*Task directions*: Print each of the entries exactly, leaving nothing out.

Component data from apps and pages:
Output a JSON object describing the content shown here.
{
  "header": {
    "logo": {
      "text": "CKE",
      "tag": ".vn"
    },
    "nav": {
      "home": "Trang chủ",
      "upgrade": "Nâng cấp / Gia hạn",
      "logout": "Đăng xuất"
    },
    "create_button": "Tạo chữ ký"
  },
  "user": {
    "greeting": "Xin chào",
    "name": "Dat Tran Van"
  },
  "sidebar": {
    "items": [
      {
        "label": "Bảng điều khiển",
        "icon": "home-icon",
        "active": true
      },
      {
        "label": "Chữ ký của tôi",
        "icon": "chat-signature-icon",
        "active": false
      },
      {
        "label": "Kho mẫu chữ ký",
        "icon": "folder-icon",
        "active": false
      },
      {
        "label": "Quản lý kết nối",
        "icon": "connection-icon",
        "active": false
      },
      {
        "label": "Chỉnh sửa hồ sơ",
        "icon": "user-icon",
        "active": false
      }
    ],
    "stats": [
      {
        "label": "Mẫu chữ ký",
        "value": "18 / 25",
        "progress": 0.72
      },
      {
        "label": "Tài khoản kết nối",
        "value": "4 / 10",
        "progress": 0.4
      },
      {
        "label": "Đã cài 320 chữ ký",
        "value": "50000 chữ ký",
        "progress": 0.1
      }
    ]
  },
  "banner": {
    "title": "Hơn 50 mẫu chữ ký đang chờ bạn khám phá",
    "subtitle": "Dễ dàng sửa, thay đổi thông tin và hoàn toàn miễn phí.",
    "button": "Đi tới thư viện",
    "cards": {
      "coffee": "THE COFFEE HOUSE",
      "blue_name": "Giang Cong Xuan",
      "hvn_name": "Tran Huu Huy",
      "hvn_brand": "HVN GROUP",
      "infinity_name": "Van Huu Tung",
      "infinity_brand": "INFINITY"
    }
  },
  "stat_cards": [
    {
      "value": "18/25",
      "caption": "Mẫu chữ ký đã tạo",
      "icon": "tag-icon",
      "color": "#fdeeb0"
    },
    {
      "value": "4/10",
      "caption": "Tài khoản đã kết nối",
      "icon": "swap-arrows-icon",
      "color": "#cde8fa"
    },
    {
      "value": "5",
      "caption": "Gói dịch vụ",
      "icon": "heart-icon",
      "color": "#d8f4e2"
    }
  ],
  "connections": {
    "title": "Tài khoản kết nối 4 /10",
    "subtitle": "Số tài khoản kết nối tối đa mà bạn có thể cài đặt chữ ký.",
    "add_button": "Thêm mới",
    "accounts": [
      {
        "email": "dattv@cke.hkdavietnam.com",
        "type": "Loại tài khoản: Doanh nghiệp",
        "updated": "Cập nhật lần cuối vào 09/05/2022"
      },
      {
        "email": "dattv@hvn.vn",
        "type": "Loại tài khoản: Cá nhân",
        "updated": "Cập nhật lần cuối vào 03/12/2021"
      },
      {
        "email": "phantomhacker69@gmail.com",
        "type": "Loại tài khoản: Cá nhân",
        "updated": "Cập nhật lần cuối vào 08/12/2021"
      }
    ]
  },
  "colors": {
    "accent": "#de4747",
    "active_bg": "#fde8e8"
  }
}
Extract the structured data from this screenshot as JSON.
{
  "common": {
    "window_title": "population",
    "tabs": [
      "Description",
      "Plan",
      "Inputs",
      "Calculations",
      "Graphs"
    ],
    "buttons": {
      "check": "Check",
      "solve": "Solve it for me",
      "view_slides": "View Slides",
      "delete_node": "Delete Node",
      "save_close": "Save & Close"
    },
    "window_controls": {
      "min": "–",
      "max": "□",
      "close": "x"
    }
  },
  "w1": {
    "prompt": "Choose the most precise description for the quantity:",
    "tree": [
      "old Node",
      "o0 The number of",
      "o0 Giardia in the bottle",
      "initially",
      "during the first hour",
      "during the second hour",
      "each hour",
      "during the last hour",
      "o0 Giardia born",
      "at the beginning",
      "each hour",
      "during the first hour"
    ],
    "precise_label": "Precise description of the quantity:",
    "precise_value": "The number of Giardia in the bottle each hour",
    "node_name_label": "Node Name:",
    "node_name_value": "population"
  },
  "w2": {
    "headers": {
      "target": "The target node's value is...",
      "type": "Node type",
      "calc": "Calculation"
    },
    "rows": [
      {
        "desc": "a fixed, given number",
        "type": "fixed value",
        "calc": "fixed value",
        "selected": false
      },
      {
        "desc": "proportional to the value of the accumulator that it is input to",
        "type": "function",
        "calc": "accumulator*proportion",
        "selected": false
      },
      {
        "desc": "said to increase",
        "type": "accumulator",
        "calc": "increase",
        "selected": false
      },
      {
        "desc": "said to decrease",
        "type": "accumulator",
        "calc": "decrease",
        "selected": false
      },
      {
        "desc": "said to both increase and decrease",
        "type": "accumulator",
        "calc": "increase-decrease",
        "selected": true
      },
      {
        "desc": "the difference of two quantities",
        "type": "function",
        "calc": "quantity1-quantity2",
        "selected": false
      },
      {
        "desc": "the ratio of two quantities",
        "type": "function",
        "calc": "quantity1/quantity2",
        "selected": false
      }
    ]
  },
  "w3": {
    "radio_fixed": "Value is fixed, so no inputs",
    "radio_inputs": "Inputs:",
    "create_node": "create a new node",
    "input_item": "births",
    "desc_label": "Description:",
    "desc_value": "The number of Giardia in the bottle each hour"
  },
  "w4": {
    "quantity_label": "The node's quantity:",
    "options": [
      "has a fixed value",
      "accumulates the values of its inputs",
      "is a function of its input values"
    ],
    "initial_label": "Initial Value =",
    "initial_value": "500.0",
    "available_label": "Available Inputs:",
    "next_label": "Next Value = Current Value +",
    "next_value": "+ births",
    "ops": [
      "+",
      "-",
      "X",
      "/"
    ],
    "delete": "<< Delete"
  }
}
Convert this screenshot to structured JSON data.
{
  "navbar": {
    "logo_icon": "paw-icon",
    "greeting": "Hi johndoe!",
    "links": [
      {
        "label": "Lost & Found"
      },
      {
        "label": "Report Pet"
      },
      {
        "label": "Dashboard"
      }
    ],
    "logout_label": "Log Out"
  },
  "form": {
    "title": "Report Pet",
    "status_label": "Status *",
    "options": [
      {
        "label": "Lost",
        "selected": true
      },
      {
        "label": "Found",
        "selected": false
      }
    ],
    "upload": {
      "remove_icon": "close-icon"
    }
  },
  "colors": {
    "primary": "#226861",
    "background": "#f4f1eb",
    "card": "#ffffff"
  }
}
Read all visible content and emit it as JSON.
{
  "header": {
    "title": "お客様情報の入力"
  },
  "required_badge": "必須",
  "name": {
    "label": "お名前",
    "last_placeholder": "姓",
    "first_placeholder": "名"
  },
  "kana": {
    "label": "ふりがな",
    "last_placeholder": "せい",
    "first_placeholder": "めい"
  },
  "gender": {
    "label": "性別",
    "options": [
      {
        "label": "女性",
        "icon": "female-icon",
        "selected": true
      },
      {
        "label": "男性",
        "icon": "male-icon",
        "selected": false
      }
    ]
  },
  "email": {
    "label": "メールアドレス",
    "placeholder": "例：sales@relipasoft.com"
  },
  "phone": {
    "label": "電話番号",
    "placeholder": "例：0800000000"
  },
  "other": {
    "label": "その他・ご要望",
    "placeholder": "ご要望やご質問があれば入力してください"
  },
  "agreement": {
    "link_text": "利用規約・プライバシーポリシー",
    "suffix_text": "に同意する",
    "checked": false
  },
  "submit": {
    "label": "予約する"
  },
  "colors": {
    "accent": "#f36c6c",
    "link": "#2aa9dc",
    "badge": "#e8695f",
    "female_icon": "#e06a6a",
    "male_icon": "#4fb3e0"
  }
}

*Reply to the exercise*:
Output a JSON object describing the content shown here.
{
  "header": {
    "logo": {
      "text": "CKE",
      "tag": ".vn"
    },
    "nav": {
      "home": "Trang chủ",
      "upgrade": "Nâng cấp / Gia hạn",
      "logout": "Đăng xuất"
    },
    "create_button": "Tạo chữ ký"
  },
  "user": {
    "greeting": "Xin chào",
    "name": "Dat Tran Van"
  },
  "sidebar": {
    "items": [
      {
        "label": "Bảng điều khiển",
        "icon": "home-icon",
        "active": true
      },
      {
        "label": "Chữ ký của tôi",
        "icon": "chat-signature-icon",
        "active": false
      },
      {
        "label": "Kho mẫu chữ ký",
        "icon": "folder-icon",
        "active": false
      },
      {
        "label": "Quản lý kết nối",
        "icon": "connection-icon",
        "active": false
      },
      {
        "label": "Chỉnh sửa hồ sơ",
        "icon": "user-icon",
        "active": false
      }
    ],
    "stats": [
      {
        "label": "Mẫu chữ ký",
        "value": "18 / 25",
        "progress": 0.72
      },
      {
        "label": "Tài khoản kết nối",
        "value": "4 / 10",
        "progress": 0.4
      },
      {
        "label": "Đã cài 320 chữ ký",
        "value": "50000 chữ ký",
        "progress": 0.1
      }
    ]
  },
  "banner": {
    "title": "Hơn 50 mẫu chữ ký đang chờ bạn khám phá",
    "subtitle": "Dễ dàng sửa, thay đổi thông tin và hoàn toàn miễn phí.",
    "button": "Đi tới thư viện",
    "cards": {
      "coffee": "THE COFFEE HOUSE",
      "blue_name": "Giang Cong Xuan",
      "hvn_name": "Tran Huu Huy",
      "hvn_brand": "HVN GROUP",
      "infinity_name": "Van Huu Tung",
      "infinity_brand": "INFINITY"
    }
  },
  "stat_cards": [
    {
      "value": "18/25",
      "caption": "Mẫu chữ ký đã tạo",
      "icon": "tag-icon",
      "color": "#fdeeb0"
    },
    {
      "value": "4/10",
      "caption": "Tài khoản đã kết nối",
      "icon": "swap-arrows-icon",
      "color": "#cde8fa"
    },
    {
      "value": "5",
      "caption": "Gói dịch vụ",
      "icon": "heart-icon",
      "color": "#d8f4e2"
    }
  ],
  "connections": {
    "title": "Tài khoản kết nối 4 /10",
    "subtitle": "Số tài khoản kết nối tối đa mà bạn có thể cài đặt chữ ký.",
    "add_button": "Thêm mới",
    "accounts": [
      {
        "email": "dattv@cke.hkdavietnam.com",
        "type": "Loại tài khoản: Doanh nghiệp",
        "updated": "Cập nhật lần cuối vào 09/05/2022"
      },
      {
        "email": "dattv@hvn.vn",
        "type": "Loại tài khoản: Cá nhân",
        "updated": "Cập nhật lần cuối vào 03/12/2021"
      },
      {
        "email": "phantomhacker69@gmail.com",
        "type": "Loại tài khoản: Cá nhân",
        "updated": "Cập nhật lần cuối vào 08/12/2021"
      }
    ]
  },
  "colors": {
    "accent": "#de4747",
    "active_bg": "#fde8e8"
  }
}
Extract the structured data from this screenshot as JSON.
{
  "common": {
    "window_title": "population",
    "tabs": [
      "Description",
      "Plan",
      "Inputs",
      "Calculations",
      "Graphs"
    ],
    "buttons": {
      "check": "Check",
      "solve": "Solve it for me",
      "view_slides": "View Slides",
      "delete_node": "Delete Node",
      "save_close": "Save & Close"
    },
    "window_controls": {
      "min": "–",
      "max": "□",
      "close": "x"
    }
  },
  "w1": {
    "prompt": "Choose the most precise description for the quantity:",
    "tree": [
      "old Node",
      "o0 The number of",
      "o0 Giardia in the bottle",
      "initially",
      "during the first hour",
      "during the second hour",
      "each hour",
      "during the last hour",
      "o0 Giardia born",
      "at the beginning",
      "each hour",
      "during the first hour"
    ],
    "precise_label": "Precise description of the quantity:",
    "precise_value": "The number of Giardia in the bottle each hour",
    "node_name_label": "Node Name:",
    "node_name_value": "population"
  },
  "w2": {
    "headers": {
      "target": "The target node's value is...",
      "type": "Node type",
      "calc": "Calculation"
    },
    "rows": [
      {
        "desc": "a fixed, given number",
        "type": "fixed value",
        "calc": "fixed value",
        "selected": false
      },
      {
        "desc": "proportional to the value of the accumulator that it is input to",
        "type": "function",
        "calc": "accumulator*proportion",
        "selected": false
      },
      {
        "desc": "said to increase",
        "type": "accumulator",
        "calc": "increase",
        "selected": false
      },
      {
        "desc": "said to decrease",
        "type": "accumulator",
        "calc": "decrease",
        "selected": false
      },
      {
        "desc": "said to both increase and decrease",
        "type": "accumulator",
        "calc": "increase-decrease",
        "selected": true
      },
      {
        "desc": "the difference of two quantities",
        "type": "function",
        "calc": "quantity1-quantity2",
        "selected": false
      },
      {
        "desc": "the ratio of two quantities",
        "type": "function",
        "calc": "quantity1/quantity2",
        "selected": false
      }
    ]
  },
  "w3": {
    "radio_fixed": "Value is fixed, so no inputs",
    "radio_inputs": "Inputs:",
    "create_node": "create a new node",
    "input_item": "births",
    "desc_label": "Description:",
    "desc_value": "The number of Giardia in the bottle each hour"
  },
  "w4": {
    "quantity_label": "The node's quantity:",
    "options": [
      "has a fixed value",
      "accumulates the values of its inputs",
      "is a function of its input values"
    ],
    "initial_label": "Initial Value =",
    "initial_value": "500.0",
    "available_label": "Available Inputs:",
    "next_label": "Next Value = Current Value +",
    "next_value": "+ births",
    "ops": [
      "+",
      "-",
      "X",
      "/"
    ],
    "delete": "<< Delete"
  }
}
Convert this screenshot to structured JSON data.
{
  "navbar": {
    "logo_icon": "paw-icon",
    "greeting": "Hi johndoe!",
    "links": [
      {
        "label": "Lost & Found"
      },
      {
        "label": "Report Pet"
      },
      {
        "label": "Dashboard"
      }
    ],
    "logout_label": "Log Out"
  },
  "form": {
    "title": "Report Pet",
    "status_label": "Status *",
    "options": [
      {
        "label": "Lost",
        "selected": true
      },
      {
        "label": "Found",
        "selected": false
      }
    ],
    "upload": {
      "remove_icon": "close-icon"
    }
  },
  "colors": {
    "primary": "#226861",
    "background": "#f4f1eb",
    "card": "#ffffff"
  }
}
Read all visible content and emit it as JSON.
{
  "header": {
    "title": "お客様情報の入力"
  },
  "required_badge": "必須",
  "name": {
    "label": "お名前",
    "last_placeholder": "姓",
    "first_placeholder": "名"
  },
  "kana": {
    "label": "ふりがな",
    "last_placeholder": "せい",
    "first_placeholder": "めい"
  },
  "gender": {
    "label": "性別",
    "options": [
      {
        "label": "女性",
        "icon": "female-icon",
        "selected": true
      },
      {
        "label": "男性",
        "icon": "male-icon",
        "selected": false
      }
    ]
  },
  "email": {
    "label": "メールアドレス",
    "placeholder": "例：sales@relipasoft.com"
  },
  "phone": {
    "label": "電話番号",
    "placeholder": "例：0800000000"
  },
  "other": {
    "label": "その他・ご要望",
    "placeholder": "ご要望やご質問があれば入力してください"
  },
  "agreement": {
    "link_text": "利用規約・プライバシーポリシー",
    "suffix_text": "に同意する",
    "checked": false
  },
  "submit": {
    "label": "予約する"
  },
  "colors": {
    "accent": "#f36c6c",
    "link": "#2aa9dc",
    "badge": "#e8695f",
    "female_icon": "#e06a6a",
    "male_icon": "#4fb3e0"
  }
}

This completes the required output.